The Minister noted that the migratory nature of fish stocks – for instance mackerel that matures off Ireland before being fished in Scottish waters – meant they belonged to everyone, and needed to be managed effectively as a resource.
Fianna Fáil Senator Niall Blaney said he took comfort at the Minister's comments that fishing would not be sold out, "particularly [as] someone from a county like Donegal" which is heavily reliant on the industry.
While there are many other outstanding issues such as financial services, aviation, haulage, data protection, energy and judicial co-operation, the so-called “level playing field” also remains a major sticking point.
“There has to be an agreement on a whole series of principles around fair competition in order for the foundations to be laid for that free trade agreement,” Mr Coveney told the committee.
“Because there is no way the EU will sign up to an agreement if they believe that this, or a future British government, can, for example, decide to...provide financial supports through state aid that go way beyond what the EU can do to create competitive advantage for their own companies to be able to sell into the EU single market tariff free.

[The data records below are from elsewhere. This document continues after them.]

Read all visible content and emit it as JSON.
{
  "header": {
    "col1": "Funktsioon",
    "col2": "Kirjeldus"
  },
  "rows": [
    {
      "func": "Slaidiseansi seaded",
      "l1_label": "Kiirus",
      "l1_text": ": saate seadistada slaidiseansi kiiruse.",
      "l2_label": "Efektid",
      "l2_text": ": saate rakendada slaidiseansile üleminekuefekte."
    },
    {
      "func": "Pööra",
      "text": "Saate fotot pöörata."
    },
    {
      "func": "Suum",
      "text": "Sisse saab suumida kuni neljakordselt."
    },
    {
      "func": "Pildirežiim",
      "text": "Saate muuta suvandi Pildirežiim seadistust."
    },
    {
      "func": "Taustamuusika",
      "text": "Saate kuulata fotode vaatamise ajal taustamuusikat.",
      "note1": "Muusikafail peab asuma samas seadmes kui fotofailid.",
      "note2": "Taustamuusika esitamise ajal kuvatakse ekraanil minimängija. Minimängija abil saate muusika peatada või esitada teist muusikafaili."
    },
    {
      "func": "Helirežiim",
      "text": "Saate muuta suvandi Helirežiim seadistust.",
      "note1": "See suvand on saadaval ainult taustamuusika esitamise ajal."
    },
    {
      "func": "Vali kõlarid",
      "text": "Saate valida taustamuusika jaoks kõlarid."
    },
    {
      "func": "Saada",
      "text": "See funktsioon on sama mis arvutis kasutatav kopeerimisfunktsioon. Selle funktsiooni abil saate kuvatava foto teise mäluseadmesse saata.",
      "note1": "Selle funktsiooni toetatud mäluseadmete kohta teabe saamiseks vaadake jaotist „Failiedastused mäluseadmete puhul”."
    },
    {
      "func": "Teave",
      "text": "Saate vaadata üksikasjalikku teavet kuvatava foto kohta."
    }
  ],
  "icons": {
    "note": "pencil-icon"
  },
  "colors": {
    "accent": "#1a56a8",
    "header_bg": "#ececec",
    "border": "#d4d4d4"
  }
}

Why would they ever facilitate that?”
Stressing the cost of not securing a trade deal, Mr Coveney said that in the agrifood sector tariffs of up to €1.5 billion would be placed on Irish exports to the UK worth €5.5 billion, a burden likely to make them unsustainable in the context of foreign competition.
As crunch time in talks nears there is general agreement that the implementation of the Northern Ireland protocol – the arrangement within the already-agreed Brexit withdrawal agreement that prevents the return of a hard border on the island of Ireland – would be smoothed by a free trade agreement.
Mr Coveney told Thursday’s committee that much of the UK’s difficulties with the protocol, including the requirement for businesses in Northern Ireland to have export summary declarations on goods being shipped to Britain, would be nullified by such a trade deal.
However, fishing has now become the bête noire of negotiations. On Tuesday the former UK Tory leader William Hague warned that the EU needed to be "a bit more realistic" on the issue if a trade deal was to be realised by the end of the transition period on December 31st.